WHAT IS NEEDED: Records follow. Pull out every line that contains "עצוב".

☆ ☆ ☆

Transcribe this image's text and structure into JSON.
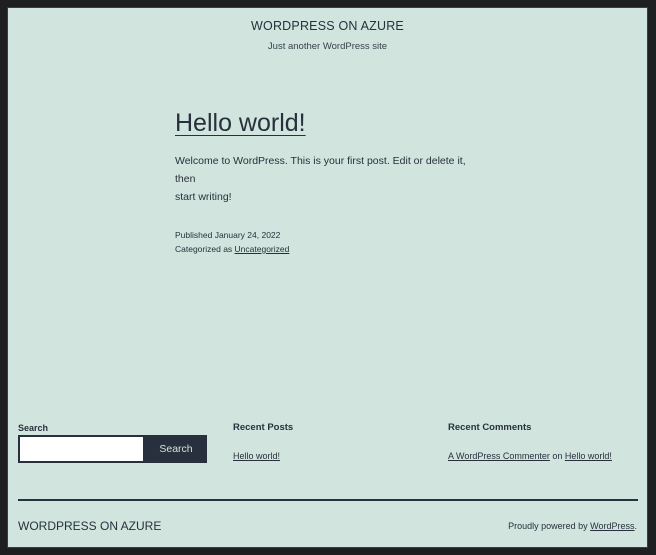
{
  "site": {
    "title": "WORDPRESS ON AZURE",
    "tagline": "Just another WordPress site"
  },
  "post": {
    "title": "Hello world!",
    "body_line1": "Welcome to WordPress. This is your first post. Edit or delete it, then",
    "body_line2": "start writing!",
    "published": "Published January 24, 2022",
    "categorized_prefix": "Categorized as ",
    "category": "Uncategorized"
  },
  "widgets": {
    "search": {
      "label": "Search",
      "placeholder": "",
      "value": "",
      "button_label": "Search"
    },
    "recent_posts": {
      "title": "Recent Posts",
      "items": [
        "Hello world!"
      ]
    },
    "recent_comments": {
      "title": "Recent Comments",
      "author": "A WordPress Commenter",
      "connector": " on ",
      "post": "Hello world!"
    }
  },
  "footer": {
    "site_title": "WORDPRESS ON AZURE",
    "powered_prefix": "Proudly powered by ",
    "powered_link": "WordPress",
    "powered_suffix": "."
  },
  "colors": {
    "background": "#d1e4dd",
    "text": "#28303d",
    "frame": "#1e1f21"
  }
}
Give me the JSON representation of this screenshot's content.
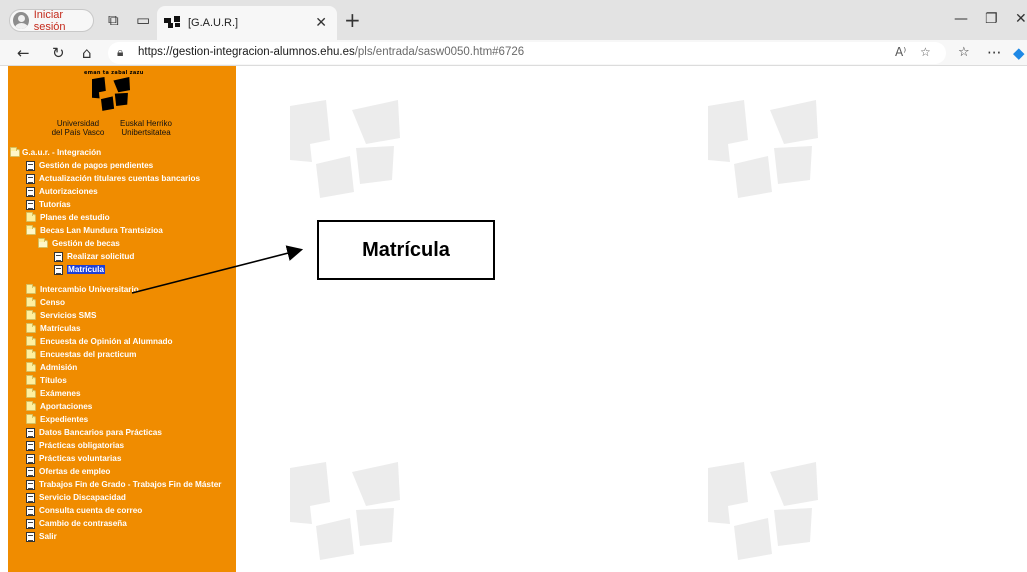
{
  "browser": {
    "signin_label": "Iniciar sesión",
    "tab_title": "[G.A.U.R.]",
    "url_host": "https://gestion-integracion-alumnos.ehu.es",
    "url_path": "/pls/entrada/sasw0050.htm#6726"
  },
  "logo": {
    "top_text": "eman ta zabal zazu",
    "left_text_1": "Universidad",
    "left_text_2": "del País Vasco",
    "right_text_1": "Euskal Herriko",
    "right_text_2": "Unibertsitatea"
  },
  "tree": {
    "root": "G.a.u.r. - Integración",
    "items": [
      "Gestión de pagos pendientes",
      "Actualización titulares cuentas bancarios",
      "Autorizaciones",
      "Tutorías",
      "Planes de estudio",
      "Becas Lan Mundura Trantsizioa",
      "Gestión de becas",
      "Realizar solicitud",
      "Matrícula",
      "Intercambio Universitario",
      "Censo",
      "Servicios SMS",
      "Matrículas",
      "Encuesta de Opinión al Alumnado",
      "Encuestas del practicum",
      "Admisión",
      "Títulos",
      "Exámenes",
      "Aportaciones",
      "Expedientes",
      "Datos Bancarios para Prácticas",
      "Prácticas obligatorias",
      "Prácticas voluntarias",
      "Ofertas de empleo",
      "Trabajos Fin de Grado - Trabajos Fin de Máster",
      "Servicio Discapacidad",
      "Consulta cuenta de correo",
      "Cambio de contraseña",
      "Salir"
    ]
  },
  "callout": {
    "text": "Matrícula"
  },
  "colors": {
    "sidebar": "#f08c00",
    "selection": "#1c3fd8",
    "watermark": "#ececec"
  }
}
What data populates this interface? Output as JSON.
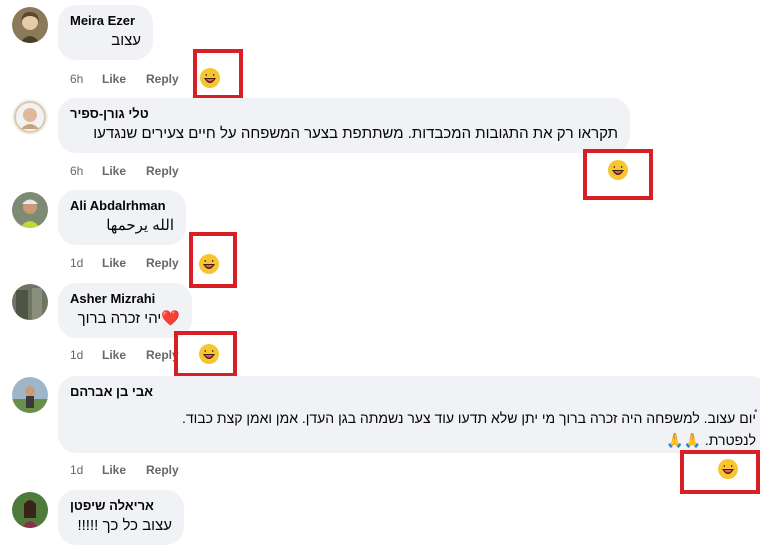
{
  "comments": [
    {
      "author": "Meira Ezer",
      "text": "עצוב",
      "time": "6h",
      "like": "Like",
      "reply": "Reply",
      "reaction": "laughing-emoji"
    },
    {
      "author": "טלי גורן-ספיר",
      "text": "תקראו רק את התגובות המכבדות. משתתפת בצער המשפחה על חיים צעירים שנגדעו",
      "time": "6h",
      "like": "Like",
      "reply": "Reply",
      "reaction": "laughing-emoji"
    },
    {
      "author": "Ali Abdalrhman",
      "text": "الله يرحمها",
      "time": "1d",
      "like": "Like",
      "reply": "Reply",
      "reaction": "laughing-emoji"
    },
    {
      "author": "Asher Mizrahi",
      "text": "יהי זכרה ברוך",
      "heart": "❤️",
      "time": "1d",
      "like": "Like",
      "reply": "Reply",
      "reaction": "laughing-emoji"
    },
    {
      "author": "אבי בן אברהם",
      "text_line1": "יום עצוב. למשפחה היה זכרה ברוך מי יתן שלא תדעו עוד צער נשמתה בגן העדן. אמן ואמן קצת כבוד.",
      "text_line2": "לנפטרת. 🙏🙏",
      "time": "1d",
      "like": "Like",
      "reply": "Reply",
      "reaction": "laughing-emoji"
    },
    {
      "author": "אריאלה שיפטן",
      "text": "עצוב כל כך !!!!!",
      "time": "",
      "like": "",
      "reply": ""
    }
  ],
  "colors": {
    "highlight_border": "#d91f26",
    "bubble_bg": "#f0f2f5",
    "meta_text": "#65676b"
  }
}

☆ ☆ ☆

RESULT OF THE EXERCISE:
      "text": "עצוב",
      "text_line1": "יום עצוב. למשפחה היה זכרה ברוך מי יתן שלא תדעו עוד צער נשמתה בגן העדן. אמן ואמן קצת כבוד.",
      "text": "עצוב כל כך !!!!!",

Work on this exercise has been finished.